Academic journal article International Journal of Psychology Research

Differences in Postsecondary Readiness for Texas Students as a Function of Bilingual Education Services

Academic journal article International Journal of Psychology Research

Differences in Postsecondary Readiness for Texas Students as a Function of Bilingual Education Services

Article excerpt


Concerns from colleges and universities about the lack of student preparation for the rigors of academia at institutes of higher learning has drawn researchers (e.g., Barnes and Slate, 2010, 2013; Barnes, Slate and Rojas-LeBouef, 2010) to investigate and shed light on what constitutes college readiness. A nationally known researcher (Conley, 2007) defined college readiness as the skills, knowledge, and habits of mind students acquire in high school to be successful in college-level courses without remediation, Byrd and McDonald (2005) examined the college readiness perspectives of nontraditional first-generation college students. All the participants recognized that academic skills, specifically in reading, writing, and math, were required for college readiness. In addition, time management and the ability to advocate for themselves were mentioned as being critical to college success. Byrd and McDonald (2005) concluded that students' life experiences helped them develop the skills perceived to be necessary for success in college.

Reid and Moore (2008) investigated the attitudes and thoughts of first-generation students entering college, in regard to how well their high school prepared them for college. The majority of students revealed the skills needed to be successful in college were not acquired in high school. Participants believed English classes in high school were most beneficial, helping develop the writing skills they needed for college. However, they lacked the study skills necessary for college-level work. Furthermore, Reid and Moore reported poor time management skills was a common theme among participants. Reid and Moore (2008) concluded that although participants were strong students in high school, once in college they faced an assortment of challenges.


Hispanics comprise 12.5% of the total population in the United States. The U.S. Census Bureau (2009) forecast that this percentage would increase to 30% of the total population in the United States by the year 2050. As documented by Cabrera and La Nasa (2000), Hispanic enrollment in higher education represented only 9% of the total student population in 2002. With respect to Texas, Murdock (2010) projected that Hispanic students would comprise 38% of all college students in Texas by 2050.

Pino, Martinez, and Smith (2012) conducted a study at two state universities, Georgia Southern University and Texas State-San Marcos, to determine if academic ethics in high school correlated into successful performance in college.
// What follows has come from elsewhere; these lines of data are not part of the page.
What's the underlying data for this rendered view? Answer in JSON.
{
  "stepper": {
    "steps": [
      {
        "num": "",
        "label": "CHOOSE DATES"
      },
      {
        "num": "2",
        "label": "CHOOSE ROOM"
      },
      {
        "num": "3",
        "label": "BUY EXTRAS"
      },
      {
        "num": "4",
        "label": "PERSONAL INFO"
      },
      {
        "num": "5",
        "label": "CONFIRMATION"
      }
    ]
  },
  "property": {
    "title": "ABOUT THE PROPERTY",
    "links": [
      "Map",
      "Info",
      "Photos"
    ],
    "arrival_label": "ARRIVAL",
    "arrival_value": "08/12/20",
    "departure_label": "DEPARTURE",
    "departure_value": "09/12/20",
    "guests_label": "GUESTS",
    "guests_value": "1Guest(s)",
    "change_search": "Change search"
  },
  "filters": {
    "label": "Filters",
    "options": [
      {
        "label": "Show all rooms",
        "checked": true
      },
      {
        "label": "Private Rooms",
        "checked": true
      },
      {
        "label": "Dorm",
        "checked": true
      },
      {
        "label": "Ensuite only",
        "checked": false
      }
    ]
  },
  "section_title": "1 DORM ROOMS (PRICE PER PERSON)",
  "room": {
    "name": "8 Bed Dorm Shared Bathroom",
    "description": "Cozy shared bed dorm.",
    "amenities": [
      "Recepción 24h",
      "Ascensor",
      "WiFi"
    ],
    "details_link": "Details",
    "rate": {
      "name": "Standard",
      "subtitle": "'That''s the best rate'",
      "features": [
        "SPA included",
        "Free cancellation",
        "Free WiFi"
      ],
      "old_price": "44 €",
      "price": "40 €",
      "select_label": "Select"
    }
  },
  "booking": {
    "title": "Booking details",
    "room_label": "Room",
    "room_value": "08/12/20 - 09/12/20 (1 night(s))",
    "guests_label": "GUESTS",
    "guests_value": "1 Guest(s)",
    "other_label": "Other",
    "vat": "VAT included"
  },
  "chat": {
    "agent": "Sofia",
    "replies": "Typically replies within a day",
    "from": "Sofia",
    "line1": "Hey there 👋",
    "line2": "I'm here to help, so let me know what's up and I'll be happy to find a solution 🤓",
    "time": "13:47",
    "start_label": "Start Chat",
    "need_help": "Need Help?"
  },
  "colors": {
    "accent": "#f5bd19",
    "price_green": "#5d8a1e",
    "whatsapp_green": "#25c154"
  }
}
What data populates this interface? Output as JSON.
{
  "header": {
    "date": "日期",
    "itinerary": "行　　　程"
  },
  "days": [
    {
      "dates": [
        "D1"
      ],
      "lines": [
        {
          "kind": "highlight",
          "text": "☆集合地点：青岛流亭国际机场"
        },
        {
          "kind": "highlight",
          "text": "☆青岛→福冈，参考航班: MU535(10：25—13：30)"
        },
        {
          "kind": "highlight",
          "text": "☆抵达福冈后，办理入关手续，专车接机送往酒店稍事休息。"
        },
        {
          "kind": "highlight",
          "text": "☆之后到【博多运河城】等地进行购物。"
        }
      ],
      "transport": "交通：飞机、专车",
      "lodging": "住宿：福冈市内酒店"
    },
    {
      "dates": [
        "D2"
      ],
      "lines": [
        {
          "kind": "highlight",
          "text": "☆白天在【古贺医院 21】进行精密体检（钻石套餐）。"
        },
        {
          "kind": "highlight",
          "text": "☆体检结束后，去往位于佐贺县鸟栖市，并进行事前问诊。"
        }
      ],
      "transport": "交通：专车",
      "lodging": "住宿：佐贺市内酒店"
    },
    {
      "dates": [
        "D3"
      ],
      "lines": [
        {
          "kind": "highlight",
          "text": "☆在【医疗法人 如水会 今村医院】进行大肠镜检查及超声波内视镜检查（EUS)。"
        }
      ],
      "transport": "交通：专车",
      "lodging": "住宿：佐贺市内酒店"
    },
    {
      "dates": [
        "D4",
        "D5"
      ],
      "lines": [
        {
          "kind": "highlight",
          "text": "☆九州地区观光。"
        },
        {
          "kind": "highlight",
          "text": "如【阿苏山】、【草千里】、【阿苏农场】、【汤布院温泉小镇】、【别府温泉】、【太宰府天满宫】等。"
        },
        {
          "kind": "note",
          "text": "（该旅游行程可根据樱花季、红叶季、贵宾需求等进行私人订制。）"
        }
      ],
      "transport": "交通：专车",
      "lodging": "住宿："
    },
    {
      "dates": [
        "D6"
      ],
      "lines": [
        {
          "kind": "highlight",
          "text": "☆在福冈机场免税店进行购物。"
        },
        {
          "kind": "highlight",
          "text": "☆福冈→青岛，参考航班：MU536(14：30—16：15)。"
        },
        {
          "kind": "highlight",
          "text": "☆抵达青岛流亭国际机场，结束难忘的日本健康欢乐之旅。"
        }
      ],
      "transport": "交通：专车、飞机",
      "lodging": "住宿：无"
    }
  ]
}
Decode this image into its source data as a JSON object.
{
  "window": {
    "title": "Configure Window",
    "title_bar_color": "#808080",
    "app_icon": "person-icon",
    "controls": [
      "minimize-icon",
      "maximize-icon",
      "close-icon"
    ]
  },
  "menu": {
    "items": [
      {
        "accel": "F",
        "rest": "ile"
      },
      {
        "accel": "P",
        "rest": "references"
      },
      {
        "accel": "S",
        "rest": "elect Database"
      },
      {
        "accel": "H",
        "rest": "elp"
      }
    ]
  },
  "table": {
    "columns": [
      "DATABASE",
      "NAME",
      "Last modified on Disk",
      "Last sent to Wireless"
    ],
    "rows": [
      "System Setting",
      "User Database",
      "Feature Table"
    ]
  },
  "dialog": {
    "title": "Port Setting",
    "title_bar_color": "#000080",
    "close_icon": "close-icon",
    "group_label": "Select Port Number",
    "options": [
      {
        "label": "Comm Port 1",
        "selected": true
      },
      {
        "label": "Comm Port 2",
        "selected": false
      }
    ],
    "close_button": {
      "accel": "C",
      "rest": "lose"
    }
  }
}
Academic ethics refers to the skills, knowledge, and habits of mind students engage in toward learning (Conley, 2007). Pino et al. (2012) also examined the usefulness of transition programs such as freshmen orientation and first-year seminars. Students who possessed an academic ethic in high school were more likely to also possess it in college, but these same students did not demonstrate a higher GPA in high school or in college. Students reported freshmen orientation was helpful as they progressed from high school into higher education. Pino et al. (2012) concluded first-generation students were less likely to engage in behaviors to distract them from studying.

Amaro-Jiménez and Hungerford-Kresser (2013) conducted a qualitative investigation to identify the demands of starting a program targeting college readiness, and aimed at reducing dropout rates and increasing the number of diverse students in post-secondary education, in particular Hispanic high school students in the United States. Although mentors reported success in promoting a college-going culture at the schools where they worked, they reported frustration in the lack of support they received from faculty and staff. Teachers were reluctant in sending students to the Go Centers, believing students were not college material and/or did not have a chance of going to college. Amaro-Jiménez and Hungerford-Kresser (2013) recommended educators should describe and report the challenges and successes of implementing college readiness programs, as it offered opportunities for other organizations to do similar work, capitalizing on what works, and devising strategies to overcome challenges. …

Search by... Author
Show... All Results Primary Sources Peer-reviewed


An unknown error has occurred. Please click the button below to reload the page. If the problem persists, please try again in a little while.